• _Instructions to follow_
Looking at the records below, please work out how many lines contain the word "emoji" and give the number alone.

[[ Excerpted data open ]]

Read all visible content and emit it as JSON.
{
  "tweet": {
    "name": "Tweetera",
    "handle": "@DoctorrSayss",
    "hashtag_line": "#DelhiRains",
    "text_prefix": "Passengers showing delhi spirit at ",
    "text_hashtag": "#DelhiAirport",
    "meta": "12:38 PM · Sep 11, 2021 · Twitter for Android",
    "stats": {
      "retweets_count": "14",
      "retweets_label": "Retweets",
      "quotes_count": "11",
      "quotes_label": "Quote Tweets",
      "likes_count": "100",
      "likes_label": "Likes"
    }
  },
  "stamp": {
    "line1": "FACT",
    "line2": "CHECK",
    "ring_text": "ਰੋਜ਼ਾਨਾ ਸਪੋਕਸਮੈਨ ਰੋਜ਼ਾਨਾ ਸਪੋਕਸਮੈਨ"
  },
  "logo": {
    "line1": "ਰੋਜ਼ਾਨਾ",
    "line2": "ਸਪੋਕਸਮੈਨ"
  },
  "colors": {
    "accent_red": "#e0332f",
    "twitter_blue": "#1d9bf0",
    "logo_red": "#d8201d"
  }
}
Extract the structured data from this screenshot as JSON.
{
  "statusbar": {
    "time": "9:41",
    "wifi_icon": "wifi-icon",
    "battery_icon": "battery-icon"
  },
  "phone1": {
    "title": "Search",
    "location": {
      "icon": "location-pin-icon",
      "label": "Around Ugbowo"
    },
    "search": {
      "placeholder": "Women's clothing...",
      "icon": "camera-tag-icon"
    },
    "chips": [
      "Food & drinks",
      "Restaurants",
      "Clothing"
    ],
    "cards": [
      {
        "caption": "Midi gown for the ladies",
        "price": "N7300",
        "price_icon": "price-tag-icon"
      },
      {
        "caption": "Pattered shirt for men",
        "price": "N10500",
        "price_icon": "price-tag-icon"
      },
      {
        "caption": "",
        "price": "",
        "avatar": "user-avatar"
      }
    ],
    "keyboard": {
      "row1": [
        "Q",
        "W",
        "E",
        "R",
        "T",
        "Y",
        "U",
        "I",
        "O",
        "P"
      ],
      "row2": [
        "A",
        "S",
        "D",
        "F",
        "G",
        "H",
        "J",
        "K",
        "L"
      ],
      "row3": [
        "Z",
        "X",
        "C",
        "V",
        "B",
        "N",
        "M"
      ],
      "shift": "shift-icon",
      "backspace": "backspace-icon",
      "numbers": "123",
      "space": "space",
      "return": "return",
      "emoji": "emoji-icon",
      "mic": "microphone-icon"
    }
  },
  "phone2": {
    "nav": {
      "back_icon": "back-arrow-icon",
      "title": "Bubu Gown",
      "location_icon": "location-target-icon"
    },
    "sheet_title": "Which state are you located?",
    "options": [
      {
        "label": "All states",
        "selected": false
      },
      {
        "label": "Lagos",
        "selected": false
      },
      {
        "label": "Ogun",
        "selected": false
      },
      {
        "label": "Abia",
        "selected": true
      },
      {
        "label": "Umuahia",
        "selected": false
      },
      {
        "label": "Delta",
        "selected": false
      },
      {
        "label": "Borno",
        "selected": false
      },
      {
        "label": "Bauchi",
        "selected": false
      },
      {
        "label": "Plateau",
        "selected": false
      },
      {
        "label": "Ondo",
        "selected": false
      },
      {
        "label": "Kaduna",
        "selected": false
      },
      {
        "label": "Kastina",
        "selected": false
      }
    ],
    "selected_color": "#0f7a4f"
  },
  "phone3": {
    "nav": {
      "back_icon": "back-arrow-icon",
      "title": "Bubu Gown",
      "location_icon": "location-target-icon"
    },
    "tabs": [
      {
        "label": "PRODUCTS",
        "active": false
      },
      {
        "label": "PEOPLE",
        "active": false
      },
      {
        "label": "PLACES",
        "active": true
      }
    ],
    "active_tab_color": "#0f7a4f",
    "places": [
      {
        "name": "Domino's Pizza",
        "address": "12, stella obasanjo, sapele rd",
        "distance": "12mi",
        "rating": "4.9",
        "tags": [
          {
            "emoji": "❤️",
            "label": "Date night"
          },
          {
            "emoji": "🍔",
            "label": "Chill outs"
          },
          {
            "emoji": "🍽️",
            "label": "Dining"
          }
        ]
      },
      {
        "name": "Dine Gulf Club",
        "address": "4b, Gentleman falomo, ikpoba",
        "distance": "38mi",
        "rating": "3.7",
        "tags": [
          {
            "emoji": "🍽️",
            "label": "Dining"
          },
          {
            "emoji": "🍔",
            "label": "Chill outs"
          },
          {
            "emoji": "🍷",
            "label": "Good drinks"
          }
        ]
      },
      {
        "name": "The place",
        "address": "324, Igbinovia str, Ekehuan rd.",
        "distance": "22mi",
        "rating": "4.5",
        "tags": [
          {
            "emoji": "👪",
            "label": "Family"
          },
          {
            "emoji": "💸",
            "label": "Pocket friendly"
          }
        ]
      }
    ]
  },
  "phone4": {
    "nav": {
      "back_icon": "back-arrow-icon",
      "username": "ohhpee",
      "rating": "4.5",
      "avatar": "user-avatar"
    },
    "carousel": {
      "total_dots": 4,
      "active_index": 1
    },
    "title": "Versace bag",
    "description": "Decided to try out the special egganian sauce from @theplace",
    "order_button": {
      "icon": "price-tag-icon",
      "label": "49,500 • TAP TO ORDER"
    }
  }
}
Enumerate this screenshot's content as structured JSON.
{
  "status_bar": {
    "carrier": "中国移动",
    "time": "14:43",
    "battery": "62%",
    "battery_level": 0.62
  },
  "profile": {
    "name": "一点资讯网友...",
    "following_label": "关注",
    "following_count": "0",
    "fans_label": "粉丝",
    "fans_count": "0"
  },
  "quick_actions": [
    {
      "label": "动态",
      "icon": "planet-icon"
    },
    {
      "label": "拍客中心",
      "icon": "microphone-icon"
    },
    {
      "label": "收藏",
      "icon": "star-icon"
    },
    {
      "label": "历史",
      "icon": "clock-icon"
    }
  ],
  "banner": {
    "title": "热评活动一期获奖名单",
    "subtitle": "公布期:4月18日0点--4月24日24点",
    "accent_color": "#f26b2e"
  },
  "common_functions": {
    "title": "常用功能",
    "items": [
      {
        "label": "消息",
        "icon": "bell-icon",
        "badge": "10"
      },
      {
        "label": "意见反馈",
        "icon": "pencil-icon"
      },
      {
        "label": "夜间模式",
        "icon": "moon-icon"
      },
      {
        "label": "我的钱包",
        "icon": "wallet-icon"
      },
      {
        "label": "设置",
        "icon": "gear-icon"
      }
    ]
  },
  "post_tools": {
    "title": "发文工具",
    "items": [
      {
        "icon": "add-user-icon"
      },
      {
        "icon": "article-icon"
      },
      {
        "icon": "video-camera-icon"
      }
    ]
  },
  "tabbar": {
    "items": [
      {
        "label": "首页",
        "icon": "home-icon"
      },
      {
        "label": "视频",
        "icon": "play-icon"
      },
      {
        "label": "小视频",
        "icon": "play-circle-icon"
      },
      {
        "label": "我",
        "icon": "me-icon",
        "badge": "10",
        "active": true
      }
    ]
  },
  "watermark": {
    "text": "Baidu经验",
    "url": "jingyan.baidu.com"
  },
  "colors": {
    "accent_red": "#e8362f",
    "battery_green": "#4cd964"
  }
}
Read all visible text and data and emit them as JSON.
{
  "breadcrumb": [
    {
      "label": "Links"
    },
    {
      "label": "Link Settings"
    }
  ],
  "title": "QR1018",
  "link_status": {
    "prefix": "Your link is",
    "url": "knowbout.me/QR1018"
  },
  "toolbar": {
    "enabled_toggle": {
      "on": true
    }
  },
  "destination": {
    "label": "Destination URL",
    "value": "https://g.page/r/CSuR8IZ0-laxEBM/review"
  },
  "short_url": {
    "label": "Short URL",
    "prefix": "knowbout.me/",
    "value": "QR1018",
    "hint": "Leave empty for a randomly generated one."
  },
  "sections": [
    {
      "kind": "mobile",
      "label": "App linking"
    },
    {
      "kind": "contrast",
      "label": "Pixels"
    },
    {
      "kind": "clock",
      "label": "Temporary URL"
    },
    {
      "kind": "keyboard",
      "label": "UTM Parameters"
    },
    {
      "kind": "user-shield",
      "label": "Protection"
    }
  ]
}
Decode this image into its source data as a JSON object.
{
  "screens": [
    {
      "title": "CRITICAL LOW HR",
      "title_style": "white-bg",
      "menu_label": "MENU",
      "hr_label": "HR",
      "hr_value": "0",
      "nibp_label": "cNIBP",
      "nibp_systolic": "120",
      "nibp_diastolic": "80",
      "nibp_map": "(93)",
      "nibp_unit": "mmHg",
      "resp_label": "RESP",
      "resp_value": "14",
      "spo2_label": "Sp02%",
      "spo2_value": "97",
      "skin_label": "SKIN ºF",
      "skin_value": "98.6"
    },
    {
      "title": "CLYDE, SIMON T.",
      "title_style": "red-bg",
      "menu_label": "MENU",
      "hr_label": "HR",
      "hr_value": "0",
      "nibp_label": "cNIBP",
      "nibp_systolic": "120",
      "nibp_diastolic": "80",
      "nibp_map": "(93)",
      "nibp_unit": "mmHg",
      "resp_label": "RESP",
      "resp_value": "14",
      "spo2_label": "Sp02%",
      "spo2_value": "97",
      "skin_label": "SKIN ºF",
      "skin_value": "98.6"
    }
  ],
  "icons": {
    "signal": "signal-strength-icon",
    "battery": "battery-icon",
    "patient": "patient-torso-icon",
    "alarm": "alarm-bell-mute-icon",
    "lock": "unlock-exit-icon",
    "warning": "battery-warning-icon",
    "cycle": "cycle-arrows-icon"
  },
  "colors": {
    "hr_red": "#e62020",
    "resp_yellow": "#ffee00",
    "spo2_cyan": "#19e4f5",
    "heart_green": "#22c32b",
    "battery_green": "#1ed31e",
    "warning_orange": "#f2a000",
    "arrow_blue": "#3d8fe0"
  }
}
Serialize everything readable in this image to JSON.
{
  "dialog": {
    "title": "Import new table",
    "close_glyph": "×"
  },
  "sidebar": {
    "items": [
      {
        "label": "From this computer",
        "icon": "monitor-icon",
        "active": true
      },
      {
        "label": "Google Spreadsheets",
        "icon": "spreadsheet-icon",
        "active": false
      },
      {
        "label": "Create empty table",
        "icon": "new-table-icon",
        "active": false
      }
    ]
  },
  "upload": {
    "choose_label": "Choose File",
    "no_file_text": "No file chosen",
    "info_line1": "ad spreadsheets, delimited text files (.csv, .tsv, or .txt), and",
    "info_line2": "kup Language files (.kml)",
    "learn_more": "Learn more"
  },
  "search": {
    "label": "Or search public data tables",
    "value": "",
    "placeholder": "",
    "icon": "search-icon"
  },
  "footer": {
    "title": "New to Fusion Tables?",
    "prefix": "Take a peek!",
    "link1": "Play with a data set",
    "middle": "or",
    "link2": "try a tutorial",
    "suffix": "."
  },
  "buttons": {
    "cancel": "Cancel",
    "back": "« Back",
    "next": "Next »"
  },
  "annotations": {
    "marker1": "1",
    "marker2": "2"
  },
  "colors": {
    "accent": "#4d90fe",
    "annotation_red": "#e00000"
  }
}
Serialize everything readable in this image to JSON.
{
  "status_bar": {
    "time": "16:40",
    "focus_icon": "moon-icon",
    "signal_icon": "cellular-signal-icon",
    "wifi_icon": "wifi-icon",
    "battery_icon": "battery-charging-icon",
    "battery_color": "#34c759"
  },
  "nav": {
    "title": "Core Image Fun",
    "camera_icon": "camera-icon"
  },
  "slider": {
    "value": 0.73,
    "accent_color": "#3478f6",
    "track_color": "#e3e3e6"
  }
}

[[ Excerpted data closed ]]

• _Task response_
9